> **PROBLEM REQUIREMENTS**
In the entries below, find the string "View" and return each line holding it.
─── INPUT ───
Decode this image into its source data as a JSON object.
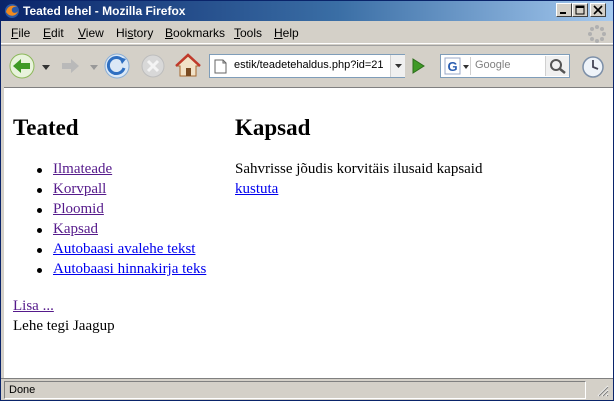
{
  "window": {
    "title": "Teated lehel - Mozilla Firefox"
  },
  "menu": [
    {
      "label": "File",
      "accel": "F"
    },
    {
      "label": "Edit",
      "accel": "E"
    },
    {
      "label": "View",
      "accel": "V"
    },
    {
      "label": "History",
      "accel": "s"
    },
    {
      "label": "Bookmarks",
      "accel": "B"
    },
    {
      "label": "Tools",
      "accel": "T"
    },
    {
      "label": "Help",
      "accel": "H"
    }
  ],
  "toolbar": {
    "url": "estik/teadetehaldus.php?id=21",
    "search_placeholder": "Google",
    "icons": [
      "back-icon",
      "forward-icon",
      "reload-icon",
      "stop-icon",
      "home-icon",
      "go-icon",
      "google-icon",
      "search-icon",
      "clock-icon"
    ]
  },
  "page": {
    "left_heading": "Teated",
    "news_items": [
      {
        "label": "Ilmateade",
        "visited": true
      },
      {
        "label": "Korvpall",
        "visited": true
      },
      {
        "label": "Ploomid",
        "visited": true
      },
      {
        "label": "Kapsad",
        "visited": true
      },
      {
        "label": "Autobaasi avalehe tekst",
        "visited": false
      },
      {
        "label": "Autobaasi hinnakirja teks",
        "visited": false
      }
    ],
    "add_link": "Lisa ...",
    "author": "Lehe tegi Jaagup",
    "article_title": "Kapsad",
    "article_body": "Sahvrisse jõudis korvitäis ilusaid kapsaid",
    "delete_link": "kustuta"
  },
  "status": {
    "text": "Done"
  },
  "colors": {
    "link": "#0000ee",
    "visited": "#551a8b",
    "titlebar_start": "#0a246a",
    "titlebar_end": "#a6caf0"
  }
}
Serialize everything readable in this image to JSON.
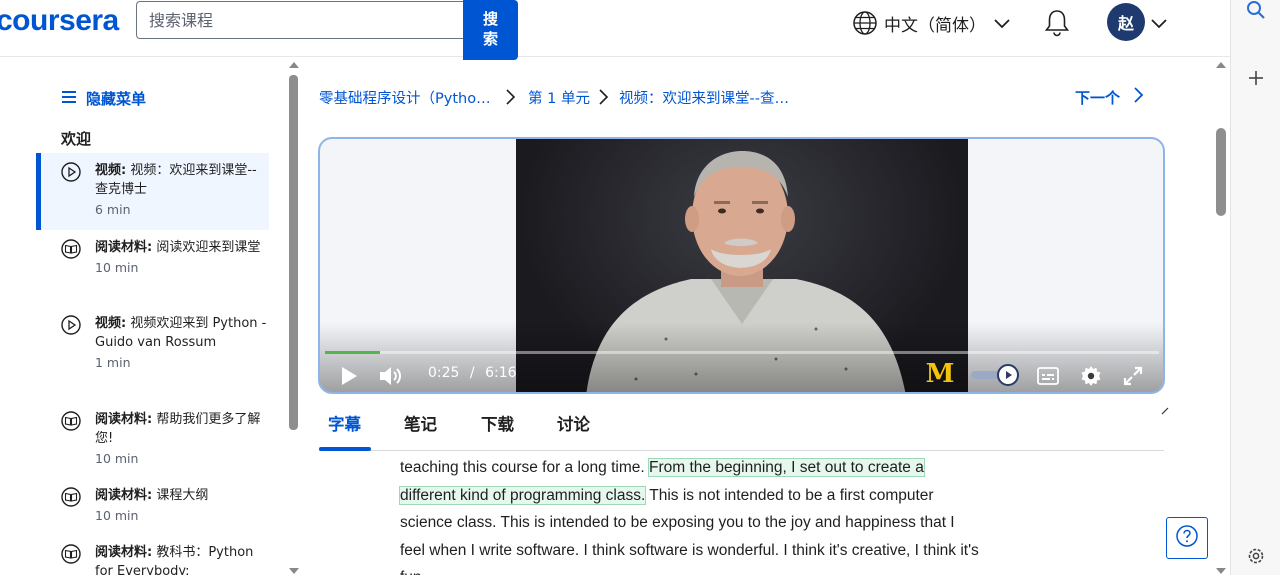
{
  "header": {
    "logo": "coursera",
    "search_placeholder": "搜索课程",
    "search_button": "搜索",
    "language": "中文（简体）",
    "avatar_initial": "赵"
  },
  "nav": {
    "hide_menu": "隐藏菜单",
    "section_title": "欢迎",
    "items": [
      {
        "type": "视频:",
        "title": " 视频：欢迎来到课堂--查克博士",
        "duration": "6 min",
        "icon": "play-circle-icon",
        "active": true
      },
      {
        "type": "阅读材料:",
        "title": " 阅读欢迎来到课堂",
        "duration": "10 min",
        "icon": "book-icon"
      },
      {
        "type": "视频:",
        "title": " 视频欢迎来到 Python - Guido van Rossum",
        "duration": "1 min",
        "icon": "play-circle-icon"
      },
      {
        "type": "阅读材料:",
        "title": " 帮助我们更多了解您!",
        "duration": "10 min",
        "icon": "book-icon"
      },
      {
        "type": "阅读材料:",
        "title": " 课程大纲",
        "duration": "10 min",
        "icon": "book-icon"
      },
      {
        "type": "阅读材料:",
        "title": " 教科书：Python for Everybody:",
        "duration": "",
        "icon": "book-icon"
      }
    ]
  },
  "breadcrumb": {
    "course": "零基础程序设计（Pytho…",
    "unit": "第 1 单元",
    "item": "视频：欢迎来到课堂--查…",
    "next": "下一个"
  },
  "player": {
    "current_time": "0:25",
    "separator": "/",
    "total_time": "6:16",
    "progress": 0.066,
    "logo": "M"
  },
  "tabs": [
    "字幕",
    "笔记",
    "下载",
    "讨论"
  ],
  "transcript": {
    "before": "teaching this course for a long time. ",
    "highlight": "From the beginning, I set out to create a different kind of programming class.",
    "after": " This is not intended to be a first computer science class. This is intended to be exposing you to the joy and happiness that I feel when I write software. I think software is wonderful. I think it's creative, I think it's fun."
  },
  "colors": {
    "brand": "#0056d2",
    "progress": "#52b64c",
    "avatar": "#1e3a6e"
  }
}
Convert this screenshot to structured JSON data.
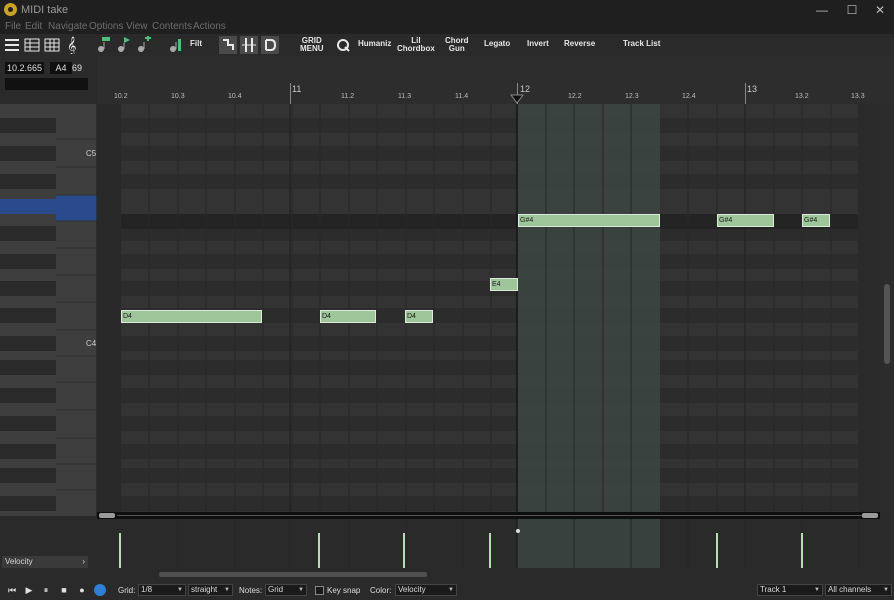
{
  "window": {
    "title": "MIDI take",
    "minimize": "—",
    "maximize": "☐",
    "close": "✕"
  },
  "menu": [
    "File",
    "Edit",
    "Navigate",
    "Options",
    "View",
    "Contents",
    "Actions"
  ],
  "toolbar": {
    "filter": "Filt",
    "grid_menu": [
      "GRID",
      "MENU"
    ],
    "humanize": "Humaniz",
    "lil_chordbox": [
      "Lil",
      "Chordbox"
    ],
    "chord_gun": [
      "Chord",
      "Gun"
    ],
    "legato": "Legato",
    "invert": "Invert",
    "reverse": "Reverse",
    "track_list": "Track List"
  },
  "position": {
    "time": "10.2.665",
    "note": "A4",
    "value": "69"
  },
  "ruler": {
    "major": [
      "11",
      "12",
      "13"
    ],
    "minor": [
      "10.2",
      "10.3",
      "10.4",
      "11.2",
      "11.3",
      "11.4",
      "12.2",
      "12.3",
      "12.4",
      "13.2",
      "13.3"
    ]
  },
  "keyboard": {
    "labels": [
      "C5",
      "C4"
    ]
  },
  "notes": [
    {
      "label": "D4",
      "pitch": "D4",
      "start": "10.2",
      "length_beats": 2.5
    },
    {
      "label": "D4",
      "pitch": "D4",
      "start": "11.1.5",
      "length_beats": 1
    },
    {
      "label": "D4",
      "pitch": "D4",
      "start": "11.3",
      "length_beats": 0.5
    },
    {
      "label": "E4",
      "pitch": "E4",
      "start": "11.4.5",
      "length_beats": 0.5
    },
    {
      "label": "G#4",
      "pitch": "G#4",
      "start": "12.1",
      "length_beats": 2.5
    },
    {
      "label": "G#4",
      "pitch": "G#4",
      "start": "12.4.5",
      "length_beats": 1
    },
    {
      "label": "G#4",
      "pitch": "G#4",
      "start": "13.2",
      "length_beats": 0.5
    }
  ],
  "lane": {
    "label": "Velocity",
    "arrow": "›"
  },
  "bottom": {
    "grid_label": "Grid:",
    "grid_value": "1/8",
    "swing_value": "straight",
    "notes_label": "Notes:",
    "notes_value": "Grid",
    "key_snap": "Key snap",
    "color_label": "Color:",
    "color_value": "Velocity",
    "track_value": "Track 1",
    "channel_value": "All channels"
  },
  "colors": {
    "note": "#9ec69a",
    "playhead": "#1e1e1e",
    "selection": "#3d4a46",
    "keyboard_highlight": "#2b4a8e",
    "accent_icon": "#4fc07c"
  }
}
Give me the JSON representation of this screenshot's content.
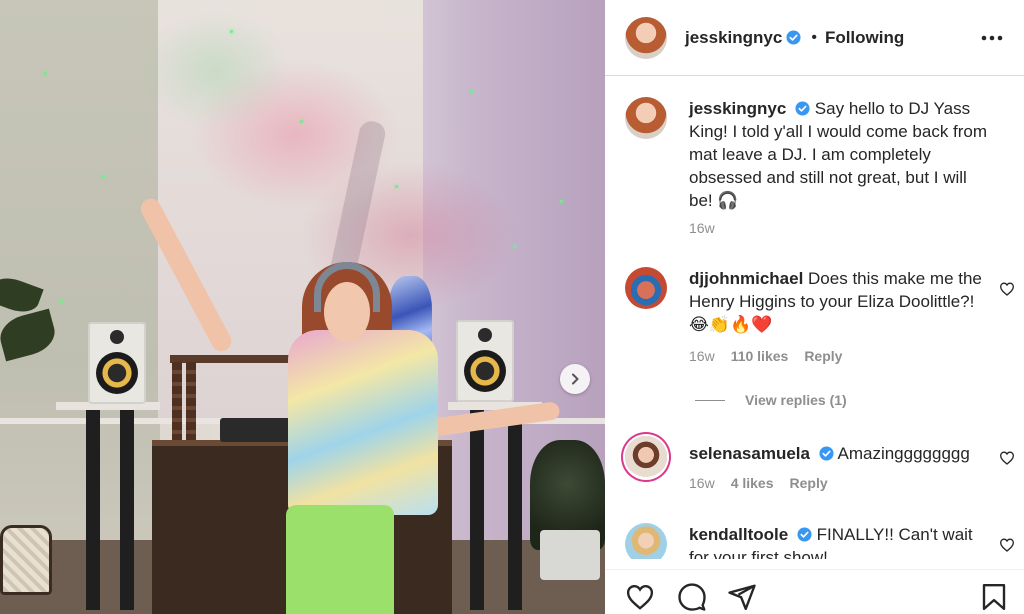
{
  "post": {
    "username": "jesskingnyc",
    "follow_state": "Following",
    "caption": "Say hello to DJ Yass King! I told y'all I would come back from mat leave a DJ. I am completely obsessed and still not great, but I will be! 🎧",
    "age": "16w"
  },
  "comments": [
    {
      "username": "djjohnmichael",
      "text": "Does this make me the Henry Higgins to your Eliza Doolittle?! 😂👏🔥❤️",
      "age": "16w",
      "likes": "110 likes",
      "reply": "Reply",
      "view_replies": "View replies (1)"
    },
    {
      "username": "selenasamuela",
      "text": "Amazingggggggg",
      "age": "16w",
      "likes": "4 likes",
      "reply": "Reply"
    },
    {
      "username": "kendalltoole",
      "text": "FINALLY!! Can't wait for your first show!"
    }
  ],
  "colors": {
    "verified": "#3897f0",
    "text": "#262626",
    "muted": "#8e8e8e",
    "divider": "#dbdbdb"
  },
  "icons": {
    "more": "more-options-icon",
    "next": "chevron-right-icon",
    "like": "heart-icon",
    "comment": "comment-icon",
    "share": "paper-plane-icon",
    "save": "bookmark-icon",
    "verified": "verified-badge-icon"
  }
}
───
> **OUTPUT BELOW**
      "label": "View",
    "View",
      "view_replies": "View replies (1)"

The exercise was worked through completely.